§ Exercise directions:
Give the entries again, word for word.

§ The input:
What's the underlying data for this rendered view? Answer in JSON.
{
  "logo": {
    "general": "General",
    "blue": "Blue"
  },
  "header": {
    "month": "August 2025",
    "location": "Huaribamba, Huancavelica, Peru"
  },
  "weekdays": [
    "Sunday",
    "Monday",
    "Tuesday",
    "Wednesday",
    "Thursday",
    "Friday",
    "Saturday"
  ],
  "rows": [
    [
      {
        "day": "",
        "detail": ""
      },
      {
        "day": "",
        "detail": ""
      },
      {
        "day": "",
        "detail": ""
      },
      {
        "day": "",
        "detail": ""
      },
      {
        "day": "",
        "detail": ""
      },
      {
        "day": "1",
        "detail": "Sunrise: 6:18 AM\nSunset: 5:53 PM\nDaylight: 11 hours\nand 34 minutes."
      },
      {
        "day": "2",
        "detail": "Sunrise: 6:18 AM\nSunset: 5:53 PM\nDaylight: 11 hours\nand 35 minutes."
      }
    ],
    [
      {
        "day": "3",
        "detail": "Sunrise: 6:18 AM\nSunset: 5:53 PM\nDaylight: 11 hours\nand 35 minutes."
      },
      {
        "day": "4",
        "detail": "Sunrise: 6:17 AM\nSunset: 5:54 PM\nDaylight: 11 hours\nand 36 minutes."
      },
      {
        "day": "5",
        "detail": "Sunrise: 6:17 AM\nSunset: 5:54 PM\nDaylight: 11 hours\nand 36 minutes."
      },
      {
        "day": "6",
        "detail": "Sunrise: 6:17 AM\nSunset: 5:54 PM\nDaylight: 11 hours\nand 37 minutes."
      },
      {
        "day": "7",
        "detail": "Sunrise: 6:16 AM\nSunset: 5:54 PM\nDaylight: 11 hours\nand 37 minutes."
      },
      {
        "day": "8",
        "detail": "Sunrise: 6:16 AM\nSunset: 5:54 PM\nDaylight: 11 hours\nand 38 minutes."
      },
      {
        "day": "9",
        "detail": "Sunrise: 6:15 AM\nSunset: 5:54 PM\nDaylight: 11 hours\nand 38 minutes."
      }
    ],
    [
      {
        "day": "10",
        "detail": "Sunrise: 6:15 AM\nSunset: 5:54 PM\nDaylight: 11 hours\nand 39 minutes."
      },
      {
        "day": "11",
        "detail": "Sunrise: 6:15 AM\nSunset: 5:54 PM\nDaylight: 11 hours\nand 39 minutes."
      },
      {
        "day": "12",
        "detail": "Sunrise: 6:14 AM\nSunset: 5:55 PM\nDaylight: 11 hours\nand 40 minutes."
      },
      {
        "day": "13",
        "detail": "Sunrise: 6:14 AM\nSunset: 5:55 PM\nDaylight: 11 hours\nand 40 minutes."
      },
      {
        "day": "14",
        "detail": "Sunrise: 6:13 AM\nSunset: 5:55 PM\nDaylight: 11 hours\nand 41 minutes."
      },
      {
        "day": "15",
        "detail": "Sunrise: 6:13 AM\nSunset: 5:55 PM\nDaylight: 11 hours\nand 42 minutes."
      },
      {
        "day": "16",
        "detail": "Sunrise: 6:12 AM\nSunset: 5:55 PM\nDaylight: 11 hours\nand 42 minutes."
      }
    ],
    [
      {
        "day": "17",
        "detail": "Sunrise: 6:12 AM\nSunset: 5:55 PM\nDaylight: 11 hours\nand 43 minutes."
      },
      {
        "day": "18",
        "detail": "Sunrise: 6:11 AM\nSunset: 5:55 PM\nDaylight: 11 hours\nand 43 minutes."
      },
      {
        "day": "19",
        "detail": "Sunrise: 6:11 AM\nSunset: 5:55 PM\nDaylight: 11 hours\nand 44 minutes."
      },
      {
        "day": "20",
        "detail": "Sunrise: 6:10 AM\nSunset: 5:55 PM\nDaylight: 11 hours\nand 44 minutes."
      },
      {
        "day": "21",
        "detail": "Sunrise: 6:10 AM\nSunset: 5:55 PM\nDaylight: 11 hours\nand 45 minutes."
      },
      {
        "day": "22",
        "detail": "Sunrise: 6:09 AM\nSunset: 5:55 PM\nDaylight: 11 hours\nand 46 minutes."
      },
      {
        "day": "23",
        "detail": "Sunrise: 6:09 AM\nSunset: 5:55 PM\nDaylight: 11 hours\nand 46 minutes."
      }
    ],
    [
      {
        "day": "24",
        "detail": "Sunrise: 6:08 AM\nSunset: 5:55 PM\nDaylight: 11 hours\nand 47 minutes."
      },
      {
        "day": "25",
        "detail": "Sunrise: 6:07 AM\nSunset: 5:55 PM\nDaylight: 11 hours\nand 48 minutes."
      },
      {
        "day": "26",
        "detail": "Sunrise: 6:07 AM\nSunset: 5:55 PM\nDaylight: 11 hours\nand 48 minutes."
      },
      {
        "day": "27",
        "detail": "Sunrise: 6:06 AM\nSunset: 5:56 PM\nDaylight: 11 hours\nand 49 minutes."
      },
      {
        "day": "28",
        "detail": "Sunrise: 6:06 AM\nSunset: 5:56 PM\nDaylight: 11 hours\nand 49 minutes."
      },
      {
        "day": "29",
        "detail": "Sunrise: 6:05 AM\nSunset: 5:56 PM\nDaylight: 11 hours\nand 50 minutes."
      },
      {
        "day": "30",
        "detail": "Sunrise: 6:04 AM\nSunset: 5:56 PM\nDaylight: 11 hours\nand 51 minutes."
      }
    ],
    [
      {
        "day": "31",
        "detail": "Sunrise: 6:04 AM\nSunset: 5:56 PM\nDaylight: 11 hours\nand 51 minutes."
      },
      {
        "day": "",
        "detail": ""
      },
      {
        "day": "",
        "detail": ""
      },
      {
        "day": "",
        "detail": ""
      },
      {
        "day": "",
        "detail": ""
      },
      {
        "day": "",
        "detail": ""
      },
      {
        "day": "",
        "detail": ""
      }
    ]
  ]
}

§ Final answer:
What's the underlying data for this rendered view? Answer in JSON.
{
  "logo": {
    "general": "General",
    "blue": "Blue"
  },
  "header": {
    "month": "August 2025",
    "location": "Huaribamba, Huancavelica, Peru"
  },
  "weekdays": [
    "Sunday",
    "Monday",
    "Tuesday",
    "Wednesday",
    "Thursday",
    "Friday",
    "Saturday"
  ],
  "rows": [
    [
      {
        "day": "",
        "detail": ""
      },
      {
        "day": "",
        "detail": ""
      },
      {
        "day": "",
        "detail": ""
      },
      {
        "day": "",
        "detail": ""
      },
      {
        "day": "",
        "detail": ""
      },
      {
        "day": "1",
        "detail": "Sunrise: 6:18 AM\nSunset: 5:53 PM\nDaylight: 11 hours\nand 34 minutes."
      },
      {
        "day": "2",
        "detail": "Sunrise: 6:18 AM\nSunset: 5:53 PM\nDaylight: 11 hours\nand 35 minutes."
      }
    ],
    [
      {
        "day": "3",
        "detail": "Sunrise: 6:18 AM\nSunset: 5:53 PM\nDaylight: 11 hours\nand 35 minutes."
      },
      {
        "day": "4",
        "detail": "Sunrise: 6:17 AM\nSunset: 5:54 PM\nDaylight: 11 hours\nand 36 minutes."
      },
      {
        "day": "5",
        "detail": "Sunrise: 6:17 AM\nSunset: 5:54 PM\nDaylight: 11 hours\nand 36 minutes."
      },
      {
        "day": "6",
        "detail": "Sunrise: 6:17 AM\nSunset: 5:54 PM\nDaylight: 11 hours\nand 37 minutes."
      },
      {
        "day": "7",
        "detail": "Sunrise: 6:16 AM\nSunset: 5:54 PM\nDaylight: 11 hours\nand 37 minutes."
      },
      {
        "day": "8",
        "detail": "Sunrise: 6:16 AM\nSunset: 5:54 PM\nDaylight: 11 hours\nand 38 minutes."
      },
      {
        "day": "9",
        "detail": "Sunrise: 6:15 AM\nSunset: 5:54 PM\nDaylight: 11 hours\nand 38 minutes."
      }
    ],
    [
      {
        "day": "10",
        "detail": "Sunrise: 6:15 AM\nSunset: 5:54 PM\nDaylight: 11 hours\nand 39 minutes."
      },
      {
        "day": "11",
        "detail": "Sunrise: 6:15 AM\nSunset: 5:54 PM\nDaylight: 11 hours\nand 39 minutes."
      },
      {
        "day": "12",
        "detail": "Sunrise: 6:14 AM\nSunset: 5:55 PM\nDaylight: 11 hours\nand 40 minutes."
      },
      {
        "day": "13",
        "detail": "Sunrise: 6:14 AM\nSunset: 5:55 PM\nDaylight: 11 hours\nand 40 minutes."
      },
      {
        "day": "14",
        "detail": "Sunrise: 6:13 AM\nSunset: 5:55 PM\nDaylight: 11 hours\nand 41 minutes."
      },
      {
        "day": "15",
        "detail": "Sunrise: 6:13 AM\nSunset: 5:55 PM\nDaylight: 11 hours\nand 42 minutes."
      },
      {
        "day": "16",
        "detail": "Sunrise: 6:12 AM\nSunset: 5:55 PM\nDaylight: 11 hours\nand 42 minutes."
      }
    ],
    [
      {
        "day": "17",
        "detail": "Sunrise: 6:12 AM\nSunset: 5:55 PM\nDaylight: 11 hours\nand 43 minutes."
      },
      {
        "day": "18",
        "detail": "Sunrise: 6:11 AM\nSunset: 5:55 PM\nDaylight: 11 hours\nand 43 minutes."
      },
      {
        "day": "19",
        "detail": "Sunrise: 6:11 AM\nSunset: 5:55 PM\nDaylight: 11 hours\nand 44 minutes."
      },
      {
        "day": "20",
        "detail": "Sunrise: 6:10 AM\nSunset: 5:55 PM\nDaylight: 11 hours\nand 44 minutes."
      },
      {
        "day": "21",
        "detail": "Sunrise: 6:10 AM\nSunset: 5:55 PM\nDaylight: 11 hours\nand 45 minutes."
      },
      {
        "day": "22",
        "detail": "Sunrise: 6:09 AM\nSunset: 5:55 PM\nDaylight: 11 hours\nand 46 minutes."
      },
      {
        "day": "23",
        "detail": "Sunrise: 6:09 AM\nSunset: 5:55 PM\nDaylight: 11 hours\nand 46 minutes."
      }
    ],
    [
      {
        "day": "24",
        "detail": "Sunrise: 6:08 AM\nSunset: 5:55 PM\nDaylight: 11 hours\nand 47 minutes."
      },
      {
        "day": "25",
        "detail": "Sunrise: 6:07 AM\nSunset: 5:55 PM\nDaylight: 11 hours\nand 48 minutes."
      },
      {
        "day": "26",
        "detail": "Sunrise: 6:07 AM\nSunset: 5:55 PM\nDaylight: 11 hours\nand 48 minutes."
      },
      {
        "day": "27",
        "detail": "Sunrise: 6:06 AM\nSunset: 5:56 PM\nDaylight: 11 hours\nand 49 minutes."
      },
      {
        "day": "28",
        "detail": "Sunrise: 6:06 AM\nSunset: 5:56 PM\nDaylight: 11 hours\nand 49 minutes."
      },
      {
        "day": "29",
        "detail": "Sunrise: 6:05 AM\nSunset: 5:56 PM\nDaylight: 11 hours\nand 50 minutes."
      },
      {
        "day": "30",
        "detail": "Sunrise: 6:04 AM\nSunset: 5:56 PM\nDaylight: 11 hours\nand 51 minutes."
      }
    ],
    [
      {
        "day": "31",
        "detail": "Sunrise: 6:04 AM\nSunset: 5:56 PM\nDaylight: 11 hours\nand 51 minutes."
      },
      {
        "day": "",
        "detail": ""
      },
      {
        "day": "",
        "detail": ""
      },
      {
        "day": "",
        "detail": ""
      },
      {
        "day": "",
        "detail": ""
      },
      {
        "day": "",
        "detail": ""
      },
      {
        "day": "",
        "detail": ""
      }
    ]
  ]
}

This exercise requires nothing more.